The federation has demanded that the government make provisions for tax waivers, facilitate the implementation of safety precautions onboard public vehicles, and direct banks to allow them to restructure their loans.
“During the four months of the lockdown, we had to spend at least Rs 150,000 to 200,000 on maintenance for each vehicle,” said Arjun Gautam, a central committee member of the federation who participated in Friday’s meeting that decided not to resume services. “We had to spend on the tyres, the battery, and the engine at a time when we had to remain idle for months,” he added.
“The government took a haphazard decision ignoring the costs for public transport operators,” said Gautam.
The government on Thursday had announced to resume short-haul public transport to within Kathmandu valley other districts of the country. The government took the decision, just a day after a parliamentary committee directed the government to allow taxi operators to resume work.

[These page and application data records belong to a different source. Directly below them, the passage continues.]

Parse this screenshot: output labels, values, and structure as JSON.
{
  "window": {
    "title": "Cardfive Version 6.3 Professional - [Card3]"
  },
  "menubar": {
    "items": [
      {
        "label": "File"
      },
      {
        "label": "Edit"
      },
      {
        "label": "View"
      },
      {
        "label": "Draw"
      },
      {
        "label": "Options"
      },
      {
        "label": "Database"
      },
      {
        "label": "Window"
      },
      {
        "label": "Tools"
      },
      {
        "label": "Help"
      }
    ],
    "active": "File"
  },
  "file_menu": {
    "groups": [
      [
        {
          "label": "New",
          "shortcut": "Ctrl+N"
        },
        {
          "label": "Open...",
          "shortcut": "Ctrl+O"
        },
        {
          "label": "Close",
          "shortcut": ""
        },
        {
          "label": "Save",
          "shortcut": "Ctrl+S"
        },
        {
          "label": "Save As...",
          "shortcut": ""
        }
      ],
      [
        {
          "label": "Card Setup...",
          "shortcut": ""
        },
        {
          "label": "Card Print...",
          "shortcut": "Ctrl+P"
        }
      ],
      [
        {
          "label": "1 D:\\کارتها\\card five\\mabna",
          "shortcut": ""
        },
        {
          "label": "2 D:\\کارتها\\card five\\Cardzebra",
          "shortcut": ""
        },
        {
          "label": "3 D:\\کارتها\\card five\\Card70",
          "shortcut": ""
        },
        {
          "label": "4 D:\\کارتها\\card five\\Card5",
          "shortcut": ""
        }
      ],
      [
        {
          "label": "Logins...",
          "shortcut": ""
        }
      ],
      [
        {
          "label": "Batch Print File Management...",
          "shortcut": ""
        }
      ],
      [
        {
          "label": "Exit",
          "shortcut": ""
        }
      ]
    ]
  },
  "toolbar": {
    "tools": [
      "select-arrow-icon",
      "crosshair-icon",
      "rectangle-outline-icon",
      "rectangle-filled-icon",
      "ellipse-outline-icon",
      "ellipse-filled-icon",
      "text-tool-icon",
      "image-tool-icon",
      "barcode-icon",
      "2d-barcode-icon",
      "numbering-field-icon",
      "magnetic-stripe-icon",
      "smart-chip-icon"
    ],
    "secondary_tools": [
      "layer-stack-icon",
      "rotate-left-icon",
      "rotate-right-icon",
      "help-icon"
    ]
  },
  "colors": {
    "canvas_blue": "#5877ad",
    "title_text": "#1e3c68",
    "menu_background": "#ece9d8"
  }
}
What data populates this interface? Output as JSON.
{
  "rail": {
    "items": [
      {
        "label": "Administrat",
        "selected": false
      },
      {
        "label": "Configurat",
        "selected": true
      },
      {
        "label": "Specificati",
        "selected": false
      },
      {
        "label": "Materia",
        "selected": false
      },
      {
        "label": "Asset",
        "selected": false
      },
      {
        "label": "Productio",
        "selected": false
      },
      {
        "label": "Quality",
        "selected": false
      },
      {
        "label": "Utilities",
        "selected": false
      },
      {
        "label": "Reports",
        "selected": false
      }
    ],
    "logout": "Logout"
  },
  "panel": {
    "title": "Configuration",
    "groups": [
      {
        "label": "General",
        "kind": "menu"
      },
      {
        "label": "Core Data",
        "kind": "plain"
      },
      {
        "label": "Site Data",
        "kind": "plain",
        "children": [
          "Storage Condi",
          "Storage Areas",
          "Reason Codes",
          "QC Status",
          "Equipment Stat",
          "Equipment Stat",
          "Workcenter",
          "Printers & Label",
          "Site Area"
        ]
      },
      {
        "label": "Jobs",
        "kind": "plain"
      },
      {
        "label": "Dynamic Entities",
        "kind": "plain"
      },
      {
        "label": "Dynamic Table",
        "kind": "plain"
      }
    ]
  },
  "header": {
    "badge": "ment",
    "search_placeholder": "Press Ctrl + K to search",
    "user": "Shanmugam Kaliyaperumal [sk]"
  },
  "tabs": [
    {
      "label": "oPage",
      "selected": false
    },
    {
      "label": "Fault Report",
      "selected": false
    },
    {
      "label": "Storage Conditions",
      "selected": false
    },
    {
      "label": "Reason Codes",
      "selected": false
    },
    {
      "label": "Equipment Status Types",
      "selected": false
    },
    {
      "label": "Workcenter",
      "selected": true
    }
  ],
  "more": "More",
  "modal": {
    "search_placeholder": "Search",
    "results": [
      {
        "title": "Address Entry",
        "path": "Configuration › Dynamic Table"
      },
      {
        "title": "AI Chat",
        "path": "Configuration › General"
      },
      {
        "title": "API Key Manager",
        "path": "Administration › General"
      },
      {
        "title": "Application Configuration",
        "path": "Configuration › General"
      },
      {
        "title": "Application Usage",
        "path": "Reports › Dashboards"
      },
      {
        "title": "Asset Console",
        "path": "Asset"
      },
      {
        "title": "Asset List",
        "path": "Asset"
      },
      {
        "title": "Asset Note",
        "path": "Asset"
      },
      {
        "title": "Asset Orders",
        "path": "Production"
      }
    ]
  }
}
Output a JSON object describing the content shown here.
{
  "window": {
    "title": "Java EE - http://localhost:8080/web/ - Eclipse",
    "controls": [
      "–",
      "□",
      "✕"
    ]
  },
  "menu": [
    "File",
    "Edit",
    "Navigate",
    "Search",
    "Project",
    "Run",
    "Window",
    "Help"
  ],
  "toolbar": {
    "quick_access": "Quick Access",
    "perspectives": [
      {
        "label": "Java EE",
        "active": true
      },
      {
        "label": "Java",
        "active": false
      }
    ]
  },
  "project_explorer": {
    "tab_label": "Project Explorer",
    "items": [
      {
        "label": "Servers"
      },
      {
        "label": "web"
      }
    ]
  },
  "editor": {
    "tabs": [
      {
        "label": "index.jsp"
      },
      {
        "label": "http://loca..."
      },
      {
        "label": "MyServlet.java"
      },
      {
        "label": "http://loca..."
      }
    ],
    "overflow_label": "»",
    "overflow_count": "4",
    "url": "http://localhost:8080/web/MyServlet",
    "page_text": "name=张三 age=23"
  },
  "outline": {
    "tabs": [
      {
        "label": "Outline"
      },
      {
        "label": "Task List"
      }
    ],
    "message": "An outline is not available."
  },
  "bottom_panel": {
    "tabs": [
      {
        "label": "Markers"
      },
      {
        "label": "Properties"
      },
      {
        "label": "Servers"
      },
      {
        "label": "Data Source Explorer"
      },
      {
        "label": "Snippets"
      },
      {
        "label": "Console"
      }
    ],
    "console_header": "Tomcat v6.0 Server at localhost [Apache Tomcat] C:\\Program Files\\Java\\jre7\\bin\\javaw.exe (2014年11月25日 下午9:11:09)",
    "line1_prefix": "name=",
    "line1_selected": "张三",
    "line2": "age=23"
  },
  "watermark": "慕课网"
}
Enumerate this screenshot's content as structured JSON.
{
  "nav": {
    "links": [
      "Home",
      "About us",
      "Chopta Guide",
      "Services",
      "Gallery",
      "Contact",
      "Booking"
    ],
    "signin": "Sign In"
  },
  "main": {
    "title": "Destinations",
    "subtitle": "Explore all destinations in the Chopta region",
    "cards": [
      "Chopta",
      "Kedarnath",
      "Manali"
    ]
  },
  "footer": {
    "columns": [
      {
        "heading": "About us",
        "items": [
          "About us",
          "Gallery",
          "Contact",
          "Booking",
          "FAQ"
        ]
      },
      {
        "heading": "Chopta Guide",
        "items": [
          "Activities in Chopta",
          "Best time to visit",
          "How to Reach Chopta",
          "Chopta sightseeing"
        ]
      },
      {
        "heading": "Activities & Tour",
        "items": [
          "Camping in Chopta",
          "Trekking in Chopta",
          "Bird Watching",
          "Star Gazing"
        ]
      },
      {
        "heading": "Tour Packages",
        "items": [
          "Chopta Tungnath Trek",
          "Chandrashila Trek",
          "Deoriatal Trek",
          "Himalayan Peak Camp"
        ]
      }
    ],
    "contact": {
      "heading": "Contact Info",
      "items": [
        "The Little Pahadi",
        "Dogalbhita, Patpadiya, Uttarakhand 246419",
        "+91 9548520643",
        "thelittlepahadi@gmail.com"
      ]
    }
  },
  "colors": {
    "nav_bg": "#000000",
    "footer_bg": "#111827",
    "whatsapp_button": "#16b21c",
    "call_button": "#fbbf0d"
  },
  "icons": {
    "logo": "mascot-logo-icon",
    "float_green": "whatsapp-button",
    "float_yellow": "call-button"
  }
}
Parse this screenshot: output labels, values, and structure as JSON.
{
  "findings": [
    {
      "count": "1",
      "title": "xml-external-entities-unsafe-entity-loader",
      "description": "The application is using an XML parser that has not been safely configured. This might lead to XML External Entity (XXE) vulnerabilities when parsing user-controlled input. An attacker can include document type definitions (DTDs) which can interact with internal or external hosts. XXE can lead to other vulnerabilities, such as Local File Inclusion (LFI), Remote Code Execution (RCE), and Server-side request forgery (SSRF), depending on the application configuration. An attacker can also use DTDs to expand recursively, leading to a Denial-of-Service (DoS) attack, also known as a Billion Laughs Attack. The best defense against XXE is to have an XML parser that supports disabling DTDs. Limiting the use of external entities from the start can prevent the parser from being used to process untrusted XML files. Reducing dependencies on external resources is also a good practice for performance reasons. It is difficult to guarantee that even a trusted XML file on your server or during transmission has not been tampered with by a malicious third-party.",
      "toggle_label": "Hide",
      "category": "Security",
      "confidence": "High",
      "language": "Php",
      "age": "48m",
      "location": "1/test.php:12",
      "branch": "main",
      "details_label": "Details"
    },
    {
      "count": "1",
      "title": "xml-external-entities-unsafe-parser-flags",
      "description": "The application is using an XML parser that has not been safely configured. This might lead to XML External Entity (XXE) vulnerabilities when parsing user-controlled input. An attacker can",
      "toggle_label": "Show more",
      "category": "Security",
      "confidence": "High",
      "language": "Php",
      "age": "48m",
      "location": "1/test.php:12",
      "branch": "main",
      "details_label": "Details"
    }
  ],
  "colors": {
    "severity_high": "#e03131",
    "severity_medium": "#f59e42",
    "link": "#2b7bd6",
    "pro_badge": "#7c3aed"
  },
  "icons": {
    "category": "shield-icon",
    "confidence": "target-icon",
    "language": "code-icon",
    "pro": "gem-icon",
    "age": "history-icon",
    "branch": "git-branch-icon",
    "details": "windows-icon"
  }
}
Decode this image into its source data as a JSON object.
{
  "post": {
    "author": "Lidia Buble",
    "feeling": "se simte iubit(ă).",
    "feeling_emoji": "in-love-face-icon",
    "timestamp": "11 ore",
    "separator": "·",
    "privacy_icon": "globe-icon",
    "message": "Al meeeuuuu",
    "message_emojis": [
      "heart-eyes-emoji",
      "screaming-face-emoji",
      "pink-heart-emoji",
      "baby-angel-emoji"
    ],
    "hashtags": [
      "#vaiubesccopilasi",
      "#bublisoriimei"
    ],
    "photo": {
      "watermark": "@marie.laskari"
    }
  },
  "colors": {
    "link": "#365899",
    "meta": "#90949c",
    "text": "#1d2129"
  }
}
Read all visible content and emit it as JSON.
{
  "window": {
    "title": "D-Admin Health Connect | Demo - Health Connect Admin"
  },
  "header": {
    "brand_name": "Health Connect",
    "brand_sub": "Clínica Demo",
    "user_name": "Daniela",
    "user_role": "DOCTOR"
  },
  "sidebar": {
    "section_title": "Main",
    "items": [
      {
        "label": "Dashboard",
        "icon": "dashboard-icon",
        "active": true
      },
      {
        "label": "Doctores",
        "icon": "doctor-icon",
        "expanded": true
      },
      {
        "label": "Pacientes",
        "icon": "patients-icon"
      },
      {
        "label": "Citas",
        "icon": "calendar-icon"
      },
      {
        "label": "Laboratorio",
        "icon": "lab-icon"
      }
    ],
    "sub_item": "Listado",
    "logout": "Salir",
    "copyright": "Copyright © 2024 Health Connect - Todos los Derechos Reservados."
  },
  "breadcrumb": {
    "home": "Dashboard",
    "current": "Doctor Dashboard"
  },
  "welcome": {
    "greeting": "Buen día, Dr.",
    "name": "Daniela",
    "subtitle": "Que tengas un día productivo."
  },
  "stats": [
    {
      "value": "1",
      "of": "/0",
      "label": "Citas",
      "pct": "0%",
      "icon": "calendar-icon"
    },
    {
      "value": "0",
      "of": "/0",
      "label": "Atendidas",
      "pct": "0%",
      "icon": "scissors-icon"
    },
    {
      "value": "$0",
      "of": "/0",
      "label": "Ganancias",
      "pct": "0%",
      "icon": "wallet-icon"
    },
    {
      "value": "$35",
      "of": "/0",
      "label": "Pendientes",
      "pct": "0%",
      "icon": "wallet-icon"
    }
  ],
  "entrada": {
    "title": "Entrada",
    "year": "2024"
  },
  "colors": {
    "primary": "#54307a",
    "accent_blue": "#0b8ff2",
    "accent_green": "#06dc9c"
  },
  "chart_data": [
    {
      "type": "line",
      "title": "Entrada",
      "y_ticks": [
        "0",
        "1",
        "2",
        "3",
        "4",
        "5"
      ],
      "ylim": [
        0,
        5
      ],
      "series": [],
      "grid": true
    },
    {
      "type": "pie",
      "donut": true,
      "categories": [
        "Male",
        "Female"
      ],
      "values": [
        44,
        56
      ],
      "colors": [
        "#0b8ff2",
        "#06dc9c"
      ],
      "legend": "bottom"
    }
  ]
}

However, public transport vehicles are only allowed to ferry passengers up to 50 percent of their seat capacity, drivers and conductors are to wear masks and they are to provide sanitisers to passengers. They have been allowed to charge double the normal fare for their services.
Ever since the government eased the nationwide lockdown from mid-June, public transport operators were demanding that the government resume public transport by coming up with a detailed plan to save the livelihoods of people involved in the sector.
“But the government seems very irresponsible. How can it make a decision without consulting us?” said Saroj Sitaula, general secretary of the federation.
The federation is also demanding that the government issue safety guidelines in accordance with the norms set by the World Health Organisation. It has also announced that public transport can’t be operated at 50 percent capacity.
“This is gross negligence on the part of the government. We are not going to operate our vehicles. We will hand over the keys to the government,” said Yogendra Nath Karmacharya, chairman of the federation.
Despite the government’s decision to resume public vehicles from Friday, Kathmandu Valley hardly saw buses ferrying passengers on the road. Traffic police officials said only a handful of microbuses were seen on the ring.
“It’s because entrepreneurs were still in meetings and people were afraid to come out of their homes to board public vehicles,” said Bam Dev Gautam, spokesperson for the Metropolitan Traffic Police division.
Health experts and virologists have termed the government’s decision to allow public transport to resume as risky, as the Kathmandu Valley has seen a surge in Covid-19 cases in the last few days.
The federation warned that if the government does not fulfil its demands, it will ask the government to repay their bank loans and nationalise their vehicles.
The federation says that the livelihoods of thousands of people dependent on the transport sector have been affected due to the blanket ban on public transport.